Shadow of a Doubt: an interactive art installation that entails a simulation of each passerby's shadow, designed to bring the users' attention to issues surrounding lack of access to mental health care. The concept is demonstrated with a Kinect that tracks people's movement, and a large back-lit projection screen. Some of the shadows will intentionally be made to "malfunction", and another person's shadow will have to help them by walking almost uncomfortably close to the "malfunctioning" person.

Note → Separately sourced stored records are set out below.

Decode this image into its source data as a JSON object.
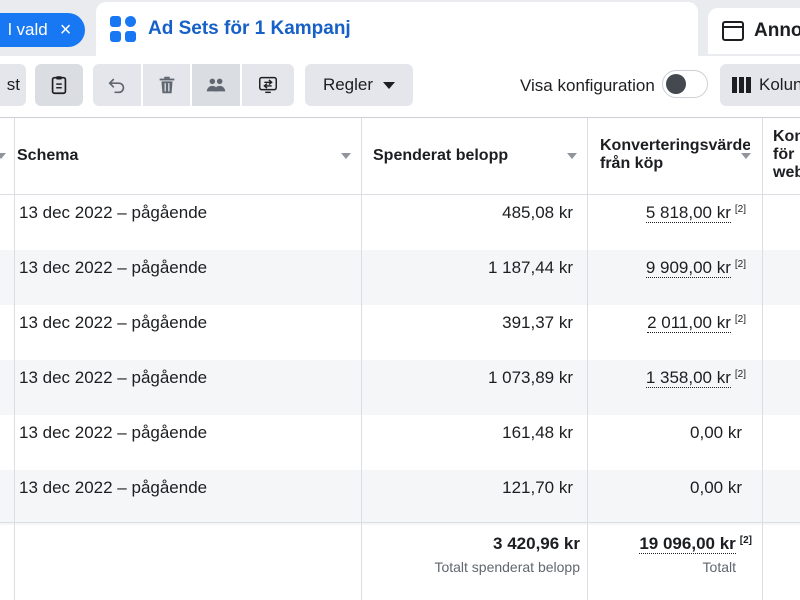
{
  "tabs": {
    "selection_chip": "l vald",
    "active_tab": "Ad Sets för 1 Kampanj",
    "next_tab": "Anno"
  },
  "toolbar": {
    "left_partial": "st",
    "rules_label": "Regler",
    "show_config_label": "Visa konfiguration",
    "show_config_on": false,
    "columns_label": "Kolun"
  },
  "table": {
    "columns": {
      "schema": "Schema",
      "spent": "Spenderat belopp",
      "conv_line1": "Konverteringsvärde",
      "conv_line2": "från köp",
      "next_line1": "Kon",
      "next_line2": "för",
      "next_line3": "web"
    },
    "rows": [
      {
        "schema": "13 dec 2022 – pågående",
        "spent": "485,08 kr",
        "conv": "5 818,00 kr",
        "conv_ref": "[2]"
      },
      {
        "schema": "13 dec 2022 – pågående",
        "spent": "1 187,44 kr",
        "conv": "9 909,00 kr",
        "conv_ref": "[2]"
      },
      {
        "schema": "13 dec 2022 – pågående",
        "spent": "391,37 kr",
        "conv": "2 011,00 kr",
        "conv_ref": "[2]"
      },
      {
        "schema": "13 dec 2022 – pågående",
        "spent": "1 073,89 kr",
        "conv": "1 358,00 kr",
        "conv_ref": "[2]"
      },
      {
        "schema": "13 dec 2022 – pågående",
        "spent": "161,48 kr",
        "conv": "0,00 kr",
        "conv_ref": ""
      },
      {
        "schema": "13 dec 2022 – pågående",
        "spent": "121,70 kr",
        "conv": "0,00 kr",
        "conv_ref": ""
      }
    ],
    "totals": {
      "spent": "3 420,96 kr",
      "spent_label": "Totalt spenderat belopp",
      "conv": "19 096,00 kr",
      "conv_ref": "[2]",
      "conv_label": "Totalt"
    }
  },
  "colors": {
    "accent": "#1877f2",
    "accent_text": "#1660c7",
    "row_shade": "#f5f6f7"
  },
  "icons": [
    "close-icon",
    "ad-sets-grid-icon",
    "window-icon",
    "clipboard-icon",
    "undo-icon",
    "trash-icon",
    "people-icon",
    "swap-icon",
    "caret-down-icon",
    "columns-icon",
    "sort-icon"
  ]
}
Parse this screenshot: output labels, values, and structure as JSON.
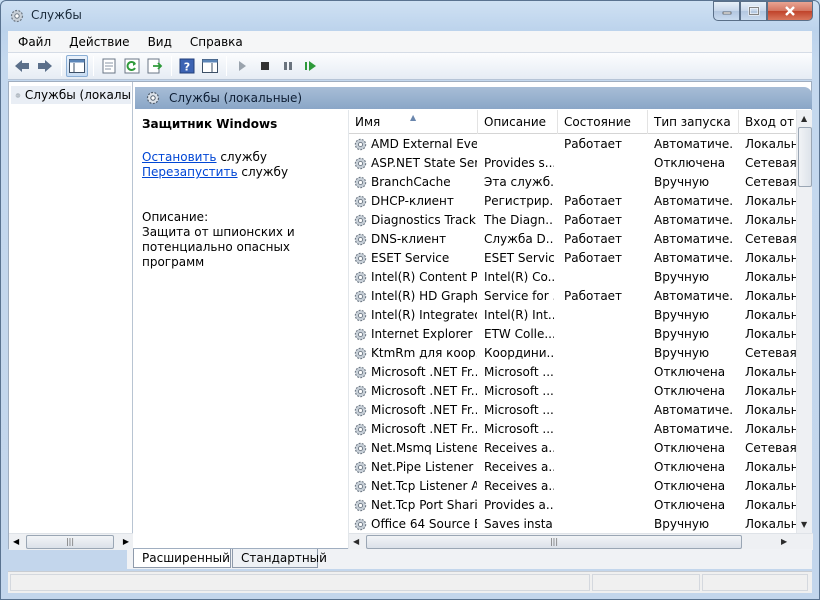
{
  "window": {
    "title": "Службы",
    "icon": "gear-icon",
    "accent": "#8aa6c7"
  },
  "menu": [
    "Файл",
    "Действие",
    "Вид",
    "Справка"
  ],
  "toolbar_icons": [
    "back-arrow-icon",
    "forward-arrow-icon",
    "show-console-tree-icon",
    "properties-icon",
    "refresh-icon",
    "export-list-icon",
    "help-icon",
    "show-action-pane-icon",
    "play-icon",
    "stop-icon",
    "pause-icon",
    "restart-icon"
  ],
  "tree": {
    "item_label": "Службы (локалы"
  },
  "panel": {
    "header_title": "Службы (локальные)"
  },
  "detail": {
    "service_name": "Защитник Windows",
    "stop_link": "Остановить",
    "stop_suffix": " службу",
    "restart_link": "Перезапустить",
    "restart_suffix": " службу",
    "description_label": "Описание:",
    "description_text": "Защита от шпионских  и потенциально опасных программ"
  },
  "columns": [
    "Имя",
    "Описание",
    "Состояние",
    "Тип запуска",
    "Вход от и"
  ],
  "services": [
    [
      "AMD External Eve...",
      "",
      "Работает",
      "Автоматиче...",
      "Локальн"
    ],
    [
      "ASP.NET State Ser...",
      "Provides s...",
      "",
      "Отключена",
      "Сетевая с"
    ],
    [
      "BranchCache",
      "Эта служб...",
      "",
      "Вручную",
      "Сетевая с"
    ],
    [
      "DHCP-клиент",
      "Регистрир...",
      "Работает",
      "Автоматиче...",
      "Локальн"
    ],
    [
      "Diagnostics Tracki...",
      "The Diagn...",
      "Работает",
      "Автоматиче...",
      "Локальн"
    ],
    [
      "DNS-клиент",
      "Служба D...",
      "Работает",
      "Автоматиче...",
      "Сетевая с"
    ],
    [
      "ESET Service",
      "ESET Service",
      "Работает",
      "Автоматиче...",
      "Локальн"
    ],
    [
      "Intel(R) Content P...",
      "Intel(R) Co...",
      "",
      "Вручную",
      "Локальн"
    ],
    [
      "Intel(R) HD Graphi...",
      "Service for ...",
      "Работает",
      "Автоматиче...",
      "Локальн"
    ],
    [
      "Intel(R) Integrated...",
      "Intel(R) Int...",
      "",
      "Вручную",
      "Локальн"
    ],
    [
      "Internet Explorer E...",
      "ETW Colle...",
      "",
      "Вручную",
      "Локальн"
    ],
    [
      "KtmRm для коор...",
      "Координи...",
      "",
      "Вручную",
      "Сетевая с"
    ],
    [
      "Microsoft .NET Fr...",
      "Microsoft ...",
      "",
      "Отключена",
      "Локальн"
    ],
    [
      "Microsoft .NET Fr...",
      "Microsoft ...",
      "",
      "Отключена",
      "Локальн"
    ],
    [
      "Microsoft .NET Fr...",
      "Microsoft ...",
      "",
      "Автоматиче...",
      "Локальн"
    ],
    [
      "Microsoft .NET Fr...",
      "Microsoft ...",
      "",
      "Автоматиче...",
      "Локальн"
    ],
    [
      "Net.Msmq Listene...",
      "Receives a...",
      "",
      "Отключена",
      "Сетевая с"
    ],
    [
      "Net.Pipe Listener ...",
      "Receives a...",
      "",
      "Отключена",
      "Локальн"
    ],
    [
      "Net.Tcp Listener A...",
      "Receives a...",
      "",
      "Отключена",
      "Локальн"
    ],
    [
      "Net.Tcp Port Shari...",
      "Provides a...",
      "",
      "Отключена",
      "Локальн"
    ],
    [
      "Office 64 Source E...",
      "Saves insta...",
      "",
      "Вручную",
      "Локальн"
    ]
  ],
  "tabs": [
    "Расширенный",
    "Стандартный"
  ],
  "scroll_grip": "|||"
}
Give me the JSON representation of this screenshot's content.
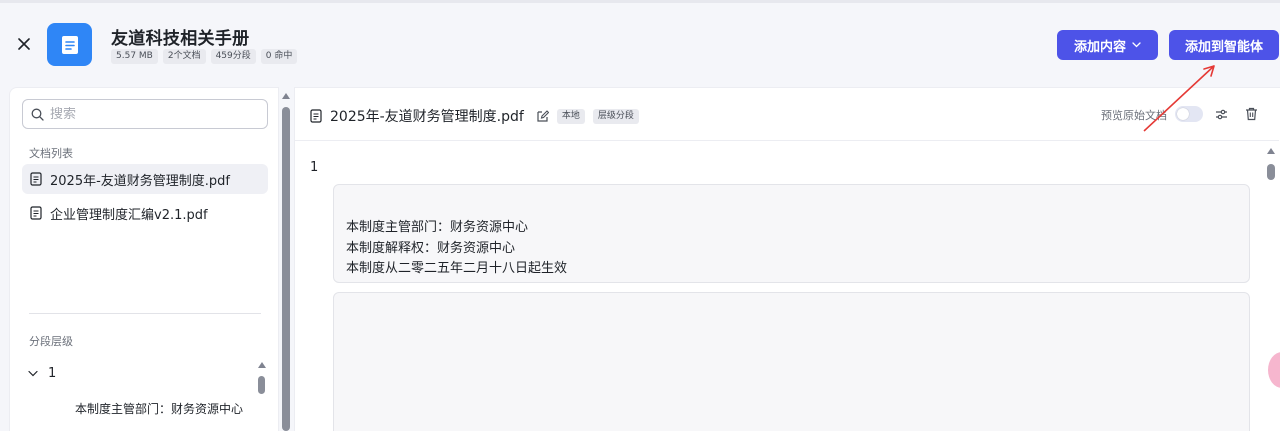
{
  "header": {
    "title": "友道科技相关手册",
    "stats": [
      "5.57 MB",
      "2个文档",
      "459分段",
      "0 命中"
    ],
    "add_content_label": "添加内容",
    "add_to_agent_label": "添加到智能体"
  },
  "sidebar": {
    "search_placeholder": "搜索",
    "doc_list_label": "文档列表",
    "docs": [
      {
        "name": "2025年-友道财务管理制度.pdf"
      },
      {
        "name": "企业管理制度汇编v2.1.pdf"
      }
    ],
    "segment_level_label": "分段层级",
    "tree": {
      "node_label": "1",
      "child_label": "本制度主管部门：财务资源中心"
    }
  },
  "document": {
    "name": "2025年-友道财务管理制度.pdf",
    "tags": [
      "本地",
      "层级分段"
    ],
    "preview_label": "预览原始文档",
    "segment_number": "1",
    "segment_lines": [
      "本制度主管部门：财务资源中心",
      "本制度解释权：财务资源中心",
      "本制度从二零二五年二月十八日起生效"
    ]
  },
  "colors": {
    "primary": "#4d53e8",
    "file_icon_bg": "#2f86f6",
    "annotation_arrow": "#e53935"
  },
  "icons": [
    "close-icon",
    "file-icon",
    "chevron-down-icon",
    "search-icon",
    "document-icon",
    "edit-icon",
    "settings-sliders-icon",
    "trash-icon"
  ]
}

The project tackles the lack of proper mental health care in Cambridge and it's surrounding areas. Mental illness is often stigmatized in such a way that badly impacts the amount of funds given to mental health services. People who donate to charities often don't realize the intensity of some mental illnesses or are brought up to dehumanize those who have them, so they often are unaware or unwilling to help. The hope is that Shadow of a Doubt will make people reflect on this fact and be more likely to take initiative to help others, just as those with functioning shadows can choose to help those whose shadows are broken. Users will walk past the projection and some will notice that their "shadow" is "malfunctioning" but they can't fix it. Only someone who's shadow is normal can fix the "broken" ones. The malfunctions look inhuman to represent the dehumanization of the mentally impaired, and sometimes even if the normal shadows try to help, they will not always succeed to show that not all illnesses can get better with simple tactics, and some never get better.